May 9, 2019 / Comments Off on Tick Aware: Lyme Disease Awareness Month

Tick Aware: Lyme Disease Awareness Month

Many diseases are considered rare. You think they will never effect you or a loved one…until they do.

For me, it first happened 10 years ago when Parkinson’s Disease wasn’t just that thing Michael J. Fox and Muhammad Ali have. It became very real when my father was diagnosed.

This happened again 2 years ago when the closest person to a brother I have in this world, my cousin, was diagnosed with Lyme Disease. All of a sudden Lyme Disease wasn’t just something I watched on 20/20 years ago or a warning I have read on a sign along so many Northern California trails. It was real. If you are reading this blog post, you are probably an outdoorsy person and are already well aware of ticks. With the month of May being Lyme Awareness Month, I wanted to shed some light on this awful disease.

I have been an avid outdoorsman since I could start walking. I was a kid that grew up in the brush. I never wore tick spray. Even when I got older and started hearing more about Lyme on the news or talk shows, I still always felt that it was such a long shot and never thought twice about it.

Three years ago I was out turkey hunting and felt a pinch on my hand. It was a tick! I quickly flicked it off and went about my way. About six weeks later I started getting really sick and showing many symptoms of Lyme. This included fevers, fatigue, headaches. I took a blood test for Lyme and a chest X-ray for pneumonia, fortunately for me it was the latter.

Fast forward a year later and my cousin’s positive diagnosis, I have become very tick aware especially since I do a lot of family hikes with my kids.

Lyme Disease is no joke. It will ruin your life and hurt those around you. The disease itself is so hard to diagnose. The test has a very high false negative rate. Lyme mimics so many other things and doctors are not well trained or even willing to diagnose it. In fact, many sufferers of Lyme have had doctors jerk them around for months or even years before actually admitting it is Lyme. Once diagnosed, there are very few specialists in the United States and they are very hard to get into for treatment. If you are lucky to get a seat at the table, treatment is very expensive and most strains of Lyme are not covered by medical insurance forcing patients to pay tens of thousands of dollars out of pocket.

Unfortunately, the best way to attack Lyme Disease, is by preventing it from happening in the first place. For outdoorsy folks like ourselves, we need to take precautions, even though, nothing is 100% effective.

For starters, a good tick spray should be sprayed on you before heading out. Those containing permethrin have been testing as the most effective. There are also lines of clothing that are treated in permethrin. I have not used any of these yet, but have heard good things. When hiking, wear light clothing so you can see if you have any hitch hikers on you. This isn’t always the case when we are out hunting and decked out in camouflage. Staying on trail and not leaning up against trees, sitting on logs, or playing in woodpiles is an effective way to keep them from jumping on you.
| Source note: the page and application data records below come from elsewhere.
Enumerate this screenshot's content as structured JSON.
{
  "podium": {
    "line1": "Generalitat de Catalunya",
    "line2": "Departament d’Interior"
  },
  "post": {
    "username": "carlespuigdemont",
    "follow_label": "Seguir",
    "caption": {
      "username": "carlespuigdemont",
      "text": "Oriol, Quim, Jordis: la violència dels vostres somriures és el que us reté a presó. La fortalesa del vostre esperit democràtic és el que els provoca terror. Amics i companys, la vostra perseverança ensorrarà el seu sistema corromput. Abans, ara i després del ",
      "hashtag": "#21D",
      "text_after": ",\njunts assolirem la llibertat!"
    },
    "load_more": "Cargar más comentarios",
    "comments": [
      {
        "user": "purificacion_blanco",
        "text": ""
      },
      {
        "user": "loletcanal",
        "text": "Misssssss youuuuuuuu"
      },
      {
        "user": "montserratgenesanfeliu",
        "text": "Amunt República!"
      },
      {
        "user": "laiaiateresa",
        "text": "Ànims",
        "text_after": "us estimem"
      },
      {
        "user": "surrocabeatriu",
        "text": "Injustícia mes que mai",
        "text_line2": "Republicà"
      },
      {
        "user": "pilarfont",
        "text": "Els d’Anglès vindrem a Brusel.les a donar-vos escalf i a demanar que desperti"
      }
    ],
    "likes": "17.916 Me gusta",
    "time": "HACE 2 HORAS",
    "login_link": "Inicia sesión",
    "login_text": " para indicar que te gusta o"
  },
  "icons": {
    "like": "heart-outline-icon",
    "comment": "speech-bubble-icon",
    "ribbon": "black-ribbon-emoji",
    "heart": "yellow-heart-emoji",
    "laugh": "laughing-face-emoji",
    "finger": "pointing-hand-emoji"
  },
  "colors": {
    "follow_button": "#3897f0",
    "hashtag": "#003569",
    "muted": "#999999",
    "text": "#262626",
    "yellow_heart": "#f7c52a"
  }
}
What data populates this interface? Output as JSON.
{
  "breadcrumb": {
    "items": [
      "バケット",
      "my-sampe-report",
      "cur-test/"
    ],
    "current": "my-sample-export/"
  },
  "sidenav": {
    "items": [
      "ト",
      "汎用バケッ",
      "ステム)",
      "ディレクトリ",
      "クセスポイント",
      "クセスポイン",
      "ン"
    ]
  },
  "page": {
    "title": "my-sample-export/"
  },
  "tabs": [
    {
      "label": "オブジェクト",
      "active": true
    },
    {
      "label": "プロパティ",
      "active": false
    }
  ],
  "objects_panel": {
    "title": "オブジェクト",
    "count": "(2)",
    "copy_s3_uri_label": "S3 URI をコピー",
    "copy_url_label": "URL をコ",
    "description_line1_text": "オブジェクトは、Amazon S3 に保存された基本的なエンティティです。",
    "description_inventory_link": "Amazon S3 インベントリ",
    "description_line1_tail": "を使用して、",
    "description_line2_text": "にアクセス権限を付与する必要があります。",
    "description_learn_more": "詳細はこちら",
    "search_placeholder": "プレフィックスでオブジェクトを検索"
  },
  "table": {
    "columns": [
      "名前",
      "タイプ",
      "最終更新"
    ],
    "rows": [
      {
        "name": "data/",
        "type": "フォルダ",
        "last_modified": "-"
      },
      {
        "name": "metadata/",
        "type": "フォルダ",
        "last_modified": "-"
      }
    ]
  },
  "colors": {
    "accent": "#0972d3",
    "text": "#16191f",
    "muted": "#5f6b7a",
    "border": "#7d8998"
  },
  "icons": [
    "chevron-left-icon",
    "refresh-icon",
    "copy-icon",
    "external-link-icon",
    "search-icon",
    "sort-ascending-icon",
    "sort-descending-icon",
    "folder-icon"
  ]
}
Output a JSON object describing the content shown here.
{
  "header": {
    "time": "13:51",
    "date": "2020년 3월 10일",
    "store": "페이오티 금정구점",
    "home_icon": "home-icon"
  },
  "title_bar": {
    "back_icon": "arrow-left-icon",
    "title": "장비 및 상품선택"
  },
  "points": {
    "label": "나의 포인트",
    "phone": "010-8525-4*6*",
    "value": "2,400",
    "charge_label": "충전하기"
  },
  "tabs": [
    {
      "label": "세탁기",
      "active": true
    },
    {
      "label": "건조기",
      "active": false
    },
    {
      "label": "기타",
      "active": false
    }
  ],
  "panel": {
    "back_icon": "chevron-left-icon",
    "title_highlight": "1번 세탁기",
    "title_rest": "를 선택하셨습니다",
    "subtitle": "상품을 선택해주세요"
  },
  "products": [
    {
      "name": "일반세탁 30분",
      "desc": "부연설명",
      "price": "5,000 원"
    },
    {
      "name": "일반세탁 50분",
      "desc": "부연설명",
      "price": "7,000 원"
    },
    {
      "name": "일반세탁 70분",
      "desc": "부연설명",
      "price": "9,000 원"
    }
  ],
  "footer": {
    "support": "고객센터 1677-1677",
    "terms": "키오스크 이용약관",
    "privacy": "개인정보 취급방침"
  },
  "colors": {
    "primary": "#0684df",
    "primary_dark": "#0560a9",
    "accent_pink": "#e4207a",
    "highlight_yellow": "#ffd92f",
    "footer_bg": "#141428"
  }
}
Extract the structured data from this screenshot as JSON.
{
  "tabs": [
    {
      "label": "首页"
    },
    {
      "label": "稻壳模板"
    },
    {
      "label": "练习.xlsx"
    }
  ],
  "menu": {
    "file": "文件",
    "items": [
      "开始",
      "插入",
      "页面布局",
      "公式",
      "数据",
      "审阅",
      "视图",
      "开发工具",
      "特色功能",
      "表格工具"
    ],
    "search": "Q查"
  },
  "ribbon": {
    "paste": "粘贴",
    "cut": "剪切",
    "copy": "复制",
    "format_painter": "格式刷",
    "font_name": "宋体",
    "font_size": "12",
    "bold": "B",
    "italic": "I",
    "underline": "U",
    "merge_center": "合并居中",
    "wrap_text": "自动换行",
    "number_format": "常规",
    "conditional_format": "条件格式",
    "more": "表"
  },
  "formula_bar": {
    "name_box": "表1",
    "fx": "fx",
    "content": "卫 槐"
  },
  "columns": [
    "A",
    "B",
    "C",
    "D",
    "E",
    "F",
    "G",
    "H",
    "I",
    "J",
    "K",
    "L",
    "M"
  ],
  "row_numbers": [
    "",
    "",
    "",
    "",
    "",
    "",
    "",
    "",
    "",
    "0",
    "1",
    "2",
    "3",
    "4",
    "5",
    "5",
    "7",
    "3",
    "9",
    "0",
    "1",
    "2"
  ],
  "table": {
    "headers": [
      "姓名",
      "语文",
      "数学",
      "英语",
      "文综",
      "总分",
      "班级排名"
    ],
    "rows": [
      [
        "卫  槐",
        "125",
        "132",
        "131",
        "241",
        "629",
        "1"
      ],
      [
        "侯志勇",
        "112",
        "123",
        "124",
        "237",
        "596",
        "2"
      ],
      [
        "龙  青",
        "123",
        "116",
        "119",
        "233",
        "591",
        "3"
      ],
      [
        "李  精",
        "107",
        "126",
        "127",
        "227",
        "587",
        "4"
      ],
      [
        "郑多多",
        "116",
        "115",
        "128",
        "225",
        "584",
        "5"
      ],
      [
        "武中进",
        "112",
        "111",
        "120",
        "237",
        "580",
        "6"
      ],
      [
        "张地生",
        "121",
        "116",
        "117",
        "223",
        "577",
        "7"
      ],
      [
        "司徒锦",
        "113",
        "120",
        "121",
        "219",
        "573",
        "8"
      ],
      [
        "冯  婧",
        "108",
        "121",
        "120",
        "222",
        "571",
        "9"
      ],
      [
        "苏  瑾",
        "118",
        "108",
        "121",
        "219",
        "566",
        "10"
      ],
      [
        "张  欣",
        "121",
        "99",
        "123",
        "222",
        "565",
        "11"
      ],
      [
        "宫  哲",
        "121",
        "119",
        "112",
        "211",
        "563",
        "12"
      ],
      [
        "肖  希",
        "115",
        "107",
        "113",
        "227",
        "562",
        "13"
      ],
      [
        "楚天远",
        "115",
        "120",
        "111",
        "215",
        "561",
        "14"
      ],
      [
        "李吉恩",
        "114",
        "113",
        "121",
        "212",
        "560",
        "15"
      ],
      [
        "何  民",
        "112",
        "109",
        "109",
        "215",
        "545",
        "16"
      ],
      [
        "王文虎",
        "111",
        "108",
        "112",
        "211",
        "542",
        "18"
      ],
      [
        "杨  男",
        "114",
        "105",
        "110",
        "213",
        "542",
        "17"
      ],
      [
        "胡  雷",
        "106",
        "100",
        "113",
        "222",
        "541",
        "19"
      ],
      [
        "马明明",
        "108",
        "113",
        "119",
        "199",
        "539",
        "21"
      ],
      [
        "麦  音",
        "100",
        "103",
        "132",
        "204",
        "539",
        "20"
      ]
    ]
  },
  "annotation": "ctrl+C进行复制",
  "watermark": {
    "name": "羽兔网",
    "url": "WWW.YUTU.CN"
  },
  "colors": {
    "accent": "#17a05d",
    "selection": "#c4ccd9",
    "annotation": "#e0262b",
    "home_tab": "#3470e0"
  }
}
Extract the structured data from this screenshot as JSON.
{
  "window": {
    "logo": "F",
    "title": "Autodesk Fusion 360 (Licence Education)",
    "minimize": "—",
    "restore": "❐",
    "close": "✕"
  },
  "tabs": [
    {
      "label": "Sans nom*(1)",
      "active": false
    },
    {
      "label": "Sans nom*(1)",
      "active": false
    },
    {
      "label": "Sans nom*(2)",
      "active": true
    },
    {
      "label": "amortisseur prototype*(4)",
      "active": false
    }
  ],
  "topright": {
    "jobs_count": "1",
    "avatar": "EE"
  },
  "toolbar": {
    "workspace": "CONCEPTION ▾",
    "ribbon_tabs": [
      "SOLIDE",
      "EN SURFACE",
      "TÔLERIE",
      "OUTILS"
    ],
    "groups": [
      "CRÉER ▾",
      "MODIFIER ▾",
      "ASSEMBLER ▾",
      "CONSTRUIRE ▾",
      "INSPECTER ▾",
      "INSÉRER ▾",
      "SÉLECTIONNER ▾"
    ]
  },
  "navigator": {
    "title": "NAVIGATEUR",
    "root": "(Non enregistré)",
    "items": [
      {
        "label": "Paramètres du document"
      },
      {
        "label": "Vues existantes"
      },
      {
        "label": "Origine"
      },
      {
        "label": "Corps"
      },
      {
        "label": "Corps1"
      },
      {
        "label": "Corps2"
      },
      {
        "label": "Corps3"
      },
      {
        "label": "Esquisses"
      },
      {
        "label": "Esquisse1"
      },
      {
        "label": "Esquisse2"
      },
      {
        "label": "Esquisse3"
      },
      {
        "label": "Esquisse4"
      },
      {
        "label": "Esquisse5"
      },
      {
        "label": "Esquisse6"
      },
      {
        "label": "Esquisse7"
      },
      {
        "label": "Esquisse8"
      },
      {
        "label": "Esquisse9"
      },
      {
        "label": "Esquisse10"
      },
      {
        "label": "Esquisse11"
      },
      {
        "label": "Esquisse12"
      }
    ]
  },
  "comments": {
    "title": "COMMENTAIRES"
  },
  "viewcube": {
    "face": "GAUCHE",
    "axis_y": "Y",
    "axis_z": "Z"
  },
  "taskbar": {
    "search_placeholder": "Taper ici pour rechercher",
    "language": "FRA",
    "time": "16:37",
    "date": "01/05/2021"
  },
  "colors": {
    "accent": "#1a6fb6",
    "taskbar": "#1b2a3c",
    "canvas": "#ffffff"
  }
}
Once you leave the forest, it is important to take some precautions at home. Before getting in the car, I do a surface inspection of my clothes and skin. Most times I have second pair of shoes which allows me toss my hiking boots in the bed of the truck. Once I get home, clothes come off in the garage and go straight in the wash. I’ve also heard tips of tossing your clothes into the dryer and running it on high heat for 15-20 minutes before washing. After that, that’s when a thorough check of your body and shower should take place. If you have small kids, you need to look over them really well and scrub their hair thoroughly.

Another carrier is your pets. If you have been hiking in tick prevalent areas with your dog, there is a very good chance they have picked up a flea or tick. As small as these bugs are, it is virtually impossible to be certain that you got them all off. Studies have shown that flea and tick collars or pills are not 100% effective. If you are planning a hike in an area that you know is infested with ticks, leaving your dog at home is the best option. I know this isn’t always possible, especially for hunters that use dogs for upland game, waterfowl, and big game.

Tick Tracker App

There is a lot of great data and products out there to help keep these nasty bugs off you and prevent your life from being turned upside down. There is a nice free app called Tick Tracker that you can download to find out if there have been tick sightings in your area. The app can use as many users as possible to help get better information. So spread the word and download it yourself.

I don’t pretend to be an expert on Lyme Disease or tick prevention, but it’s something we should all be aware of while doing the stuff we love in the great outdoors. Let’s do all we can to prevent the spread of ticks by leaving them in the woods and not bringing them to our homes and families.

Check out some of these links:

Permethrin Clothing

Data about pets and how they can spread ticks

Mayo Clinic – Lyme Disease

Last modified: May 9, 2019